_Records_.
----------
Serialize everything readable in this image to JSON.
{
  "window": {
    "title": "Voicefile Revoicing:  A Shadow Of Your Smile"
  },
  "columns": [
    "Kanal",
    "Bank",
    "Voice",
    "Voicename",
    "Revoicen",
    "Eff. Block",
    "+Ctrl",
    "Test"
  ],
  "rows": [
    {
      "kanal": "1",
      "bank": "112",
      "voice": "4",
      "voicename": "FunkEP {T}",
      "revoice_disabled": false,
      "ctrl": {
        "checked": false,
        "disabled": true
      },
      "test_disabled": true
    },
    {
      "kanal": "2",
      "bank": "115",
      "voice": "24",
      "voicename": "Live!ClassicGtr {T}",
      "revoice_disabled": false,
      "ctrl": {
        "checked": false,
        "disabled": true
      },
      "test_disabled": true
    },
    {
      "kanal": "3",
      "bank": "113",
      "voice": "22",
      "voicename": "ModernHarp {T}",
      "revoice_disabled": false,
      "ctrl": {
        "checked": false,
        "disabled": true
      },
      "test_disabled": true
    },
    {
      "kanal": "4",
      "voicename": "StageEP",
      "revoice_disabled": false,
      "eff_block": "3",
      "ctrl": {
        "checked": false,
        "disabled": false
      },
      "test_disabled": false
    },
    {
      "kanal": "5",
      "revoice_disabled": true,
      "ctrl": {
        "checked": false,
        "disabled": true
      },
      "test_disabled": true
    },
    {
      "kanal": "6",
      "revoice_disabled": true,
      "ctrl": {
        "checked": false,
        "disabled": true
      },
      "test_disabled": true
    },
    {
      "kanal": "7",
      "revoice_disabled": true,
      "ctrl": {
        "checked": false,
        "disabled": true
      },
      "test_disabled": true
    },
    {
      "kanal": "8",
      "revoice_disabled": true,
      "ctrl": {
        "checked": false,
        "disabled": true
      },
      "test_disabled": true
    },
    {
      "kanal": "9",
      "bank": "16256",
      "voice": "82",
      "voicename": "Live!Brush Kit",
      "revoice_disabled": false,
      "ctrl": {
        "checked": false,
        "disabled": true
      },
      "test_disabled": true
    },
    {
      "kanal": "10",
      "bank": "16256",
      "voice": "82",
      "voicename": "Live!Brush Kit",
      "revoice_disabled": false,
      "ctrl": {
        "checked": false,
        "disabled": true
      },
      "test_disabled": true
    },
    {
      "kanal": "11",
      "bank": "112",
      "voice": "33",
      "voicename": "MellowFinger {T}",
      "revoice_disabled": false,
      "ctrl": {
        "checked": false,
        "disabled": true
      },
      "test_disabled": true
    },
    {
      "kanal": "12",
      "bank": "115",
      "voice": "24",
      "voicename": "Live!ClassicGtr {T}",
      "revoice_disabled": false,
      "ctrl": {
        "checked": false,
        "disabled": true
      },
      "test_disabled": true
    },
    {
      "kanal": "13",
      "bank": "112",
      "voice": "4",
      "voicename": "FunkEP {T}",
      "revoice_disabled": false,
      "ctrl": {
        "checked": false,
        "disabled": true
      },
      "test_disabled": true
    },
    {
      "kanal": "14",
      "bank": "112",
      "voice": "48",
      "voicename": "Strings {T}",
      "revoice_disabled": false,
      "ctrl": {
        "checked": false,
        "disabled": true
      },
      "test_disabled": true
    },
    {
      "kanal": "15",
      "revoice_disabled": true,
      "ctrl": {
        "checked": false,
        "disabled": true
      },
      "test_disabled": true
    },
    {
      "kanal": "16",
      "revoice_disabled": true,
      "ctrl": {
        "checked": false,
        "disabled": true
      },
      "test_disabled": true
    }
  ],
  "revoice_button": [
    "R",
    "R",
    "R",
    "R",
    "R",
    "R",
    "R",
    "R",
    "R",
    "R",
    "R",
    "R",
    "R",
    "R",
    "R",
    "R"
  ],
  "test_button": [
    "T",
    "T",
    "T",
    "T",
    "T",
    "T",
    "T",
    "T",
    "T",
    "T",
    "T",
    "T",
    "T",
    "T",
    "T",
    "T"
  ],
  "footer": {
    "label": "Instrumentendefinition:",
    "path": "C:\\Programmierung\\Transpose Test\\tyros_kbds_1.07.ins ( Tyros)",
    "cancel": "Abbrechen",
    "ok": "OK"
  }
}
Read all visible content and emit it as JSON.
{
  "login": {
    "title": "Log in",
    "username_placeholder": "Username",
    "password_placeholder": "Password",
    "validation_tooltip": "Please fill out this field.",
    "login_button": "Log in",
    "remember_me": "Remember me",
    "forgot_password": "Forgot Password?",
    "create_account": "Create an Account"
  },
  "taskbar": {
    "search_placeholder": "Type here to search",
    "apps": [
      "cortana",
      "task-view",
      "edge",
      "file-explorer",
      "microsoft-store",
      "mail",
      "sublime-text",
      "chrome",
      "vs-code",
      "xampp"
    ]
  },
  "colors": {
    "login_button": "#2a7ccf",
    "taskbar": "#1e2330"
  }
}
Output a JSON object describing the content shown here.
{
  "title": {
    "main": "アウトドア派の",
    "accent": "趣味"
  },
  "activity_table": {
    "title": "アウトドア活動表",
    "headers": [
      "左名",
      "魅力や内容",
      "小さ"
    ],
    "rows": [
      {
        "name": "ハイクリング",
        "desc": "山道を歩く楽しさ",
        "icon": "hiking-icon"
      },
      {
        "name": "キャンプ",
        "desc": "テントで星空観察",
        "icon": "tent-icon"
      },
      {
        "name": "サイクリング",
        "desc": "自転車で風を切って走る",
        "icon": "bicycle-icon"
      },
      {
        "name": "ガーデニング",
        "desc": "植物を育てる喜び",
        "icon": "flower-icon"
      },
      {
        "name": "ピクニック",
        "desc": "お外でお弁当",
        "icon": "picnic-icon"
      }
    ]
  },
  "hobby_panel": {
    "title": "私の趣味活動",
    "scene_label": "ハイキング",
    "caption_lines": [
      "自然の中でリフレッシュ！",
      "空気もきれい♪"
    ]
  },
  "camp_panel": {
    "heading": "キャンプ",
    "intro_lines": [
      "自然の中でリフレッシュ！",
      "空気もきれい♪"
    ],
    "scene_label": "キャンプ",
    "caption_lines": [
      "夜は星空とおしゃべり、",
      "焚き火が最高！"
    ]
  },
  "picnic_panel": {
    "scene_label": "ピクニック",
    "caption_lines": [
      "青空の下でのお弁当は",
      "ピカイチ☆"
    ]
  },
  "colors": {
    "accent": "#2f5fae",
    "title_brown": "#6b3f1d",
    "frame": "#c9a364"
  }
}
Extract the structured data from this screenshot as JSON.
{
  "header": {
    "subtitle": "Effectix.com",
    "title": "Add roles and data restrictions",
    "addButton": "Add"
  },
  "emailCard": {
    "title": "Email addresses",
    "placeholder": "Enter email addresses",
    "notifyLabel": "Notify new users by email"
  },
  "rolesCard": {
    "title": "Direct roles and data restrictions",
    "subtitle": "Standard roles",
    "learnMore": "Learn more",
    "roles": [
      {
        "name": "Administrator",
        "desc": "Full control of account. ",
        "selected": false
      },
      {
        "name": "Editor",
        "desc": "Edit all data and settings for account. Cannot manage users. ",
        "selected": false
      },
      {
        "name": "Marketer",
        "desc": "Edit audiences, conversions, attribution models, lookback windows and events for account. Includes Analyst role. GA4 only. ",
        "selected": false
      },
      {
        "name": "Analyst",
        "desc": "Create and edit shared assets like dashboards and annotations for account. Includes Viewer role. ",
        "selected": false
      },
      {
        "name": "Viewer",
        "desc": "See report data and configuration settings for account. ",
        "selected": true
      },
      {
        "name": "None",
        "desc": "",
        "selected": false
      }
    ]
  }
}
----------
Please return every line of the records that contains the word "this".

Serialize everything readable in this image to JSON.
    "validation_tooltip": "Please fill out this field.",
Extract the structured data from this screenshot as JSON.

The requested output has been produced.